Anti-microbial resistance: engaging water utility companies
In our first blog on anti-microbial resistance (AMR), we highlighted the phenomenon as an increasingly material issue for investors. We continue to believe that without coordinated action today, AMR may be the next global health crisis and the financial impact could be significant. As such, we seek to address this issue with our investee companies in sectors that can play a key role, and as part of this we started by focusing on the often-overlooked area of water utility companies.
The overuse and inappropriate use of many antimicrobials (including antibiotics) in human and veterinary medicine, animal agriculture and aquaculture, as well as discharges from pharmaceutical production facilities, are often linked to the uncontrolled release and disposal of antimicrobial agents. These include antibiotics into our water systems, be that the clean water that we may drink, wastewater, or rivers and seas.
This process leads to the extensive presence of agents that can persist for extended periods of time and, if not treated correctly, can reappear in the water systems that provide our drinking water. In other words, there needs to be a monitoring system in place.
While the infrastructure of, for example, wastewater treatment plants has improved over the past century, waste sanitation and management systems have not been designed to address AMR concerns.
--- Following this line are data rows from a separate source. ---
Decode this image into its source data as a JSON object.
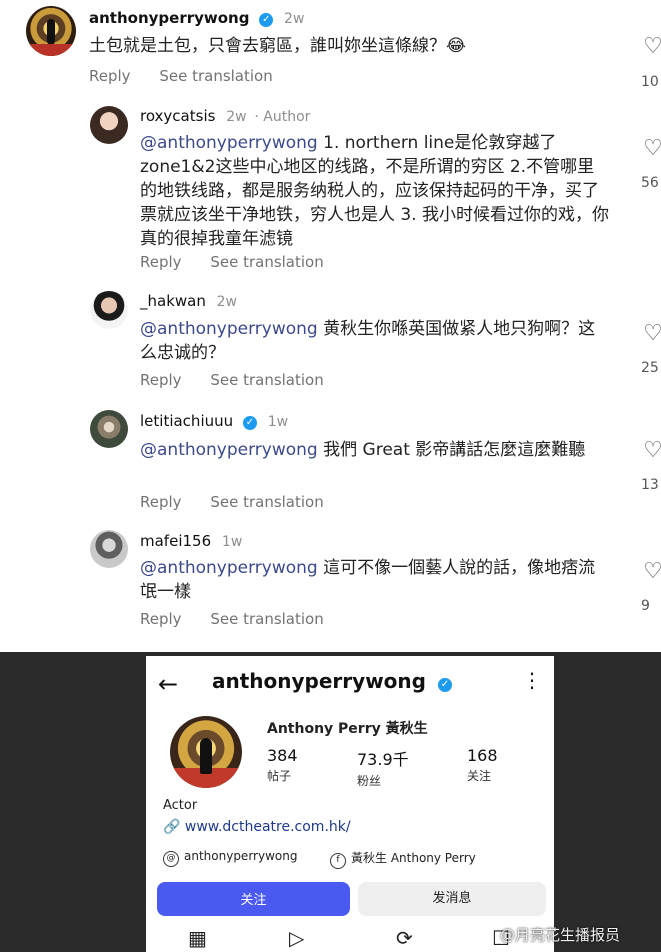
{
  "actions": {
    "reply": "Reply",
    "see_translation": "See translation"
  },
  "comments": [
    {
      "username": "anthonyperrywong",
      "verified": true,
      "time": "2w",
      "author_tag": "",
      "text": "土包就是土包，只會去窮區，誰叫妳坐這條線？😂",
      "mention": "",
      "likes": "10"
    },
    {
      "username": "roxycatsis",
      "verified": false,
      "time": "2w",
      "author_tag": "· Author",
      "mention": "@anthonyperrywong",
      "text": " 1. northern line是伦敦穿越了zone1&2这些中心地区的线路，不是所谓的穷区 2.不管哪里的地铁线路，都是服务纳税人的，应该保持起码的干净，买了票就应该坐干净地铁，穷人也是人 3. 我小时候看过你的戏，你真的很掉我童年滤镜",
      "likes": "56"
    },
    {
      "username": "_hakwan",
      "verified": false,
      "time": "2w",
      "author_tag": "",
      "mention": "@anthonyperrywong",
      "text": " 黄秋生你喺英国做紧人地只狗啊？这么忠诚的？",
      "likes": "25"
    },
    {
      "username": "letitiachiuuu",
      "verified": true,
      "time": "1w",
      "author_tag": "",
      "mention": "@anthonyperrywong",
      "text": " 我們 Great 影帝講話怎麼這麼難聽",
      "likes": "13"
    },
    {
      "username": "mafei156",
      "verified": false,
      "time": "1w",
      "author_tag": "",
      "mention": "@anthonyperrywong",
      "text": " 這可不像一個藝人說的話，像地痞流氓一樣",
      "likes": "9"
    }
  ],
  "profile": {
    "username": "anthonyperrywong",
    "full_name": "Anthony Perry 黃秋生",
    "stats": [
      {
        "value": "384",
        "label": "帖子"
      },
      {
        "value": "73.9千",
        "label": "粉丝"
      },
      {
        "value": "168",
        "label": "关注"
      }
    ],
    "bio": "Actor",
    "link": "www.dctheatre.com.hk/",
    "threads_handle": "anthonyperrywong",
    "facebook_name": "黃秋生 Anthony Perry",
    "follow_label": "关注",
    "message_label": "发消息"
  },
  "watermark": "@月亮花生播报员",
  "colors": {
    "mention": "#3c4a8a",
    "follow_button": "#4a5af0",
    "verified": "#1d9bf0"
  }
}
We believe a first step is to understand whether (or how much) water utility companies are aware of this critical issue, so that they can introduce effective monitoring systems to detect agents such as antibiotic-resistant bacteria and antibiotic-resistant genes.
What we found
In order to better understand global market awareness and practices, we sent an open letter to over 20 investee companies across Asia, Europe (including the UK), North and South America, setting out our concerns and seeking dialogue.
We met and had open and frank discussions with several of these companies, and were disappointed to learn that in most countries awareness is low and very little monitoring is undertaken in this area. We believe this is mainly due to the lack of national (or international) regulatory requirements or incentives to do so, and perhaps because there is little perception of any immediate to long-term potential risks to the individual company.
We did, however, find that a few companies are considering AMR. One utility company is seeking to understand what happens to emerging contaminants in the wastewater treatment process, and as part of this has implemented a programme that will analyse the results to try to understand what improvements in their systems would be required to address it.
What is clear from the overall picture is that going forward, we need to consider how we might influence the regulatory landscape in this area so as to help promote a more enhanced and standardised approach to this problem. As part of this, we are also working with our peers within the Investor Action on AMR initiative.
Solving the AMR challenge within water systems is complex and will require collaboration and knowledge sharing across the water sector itself, as well as other sectors and stakeholders – including investors, academics, and national and international bodies.
The window of opportunity in which to address the AMR challenge remains open, but we must act soon.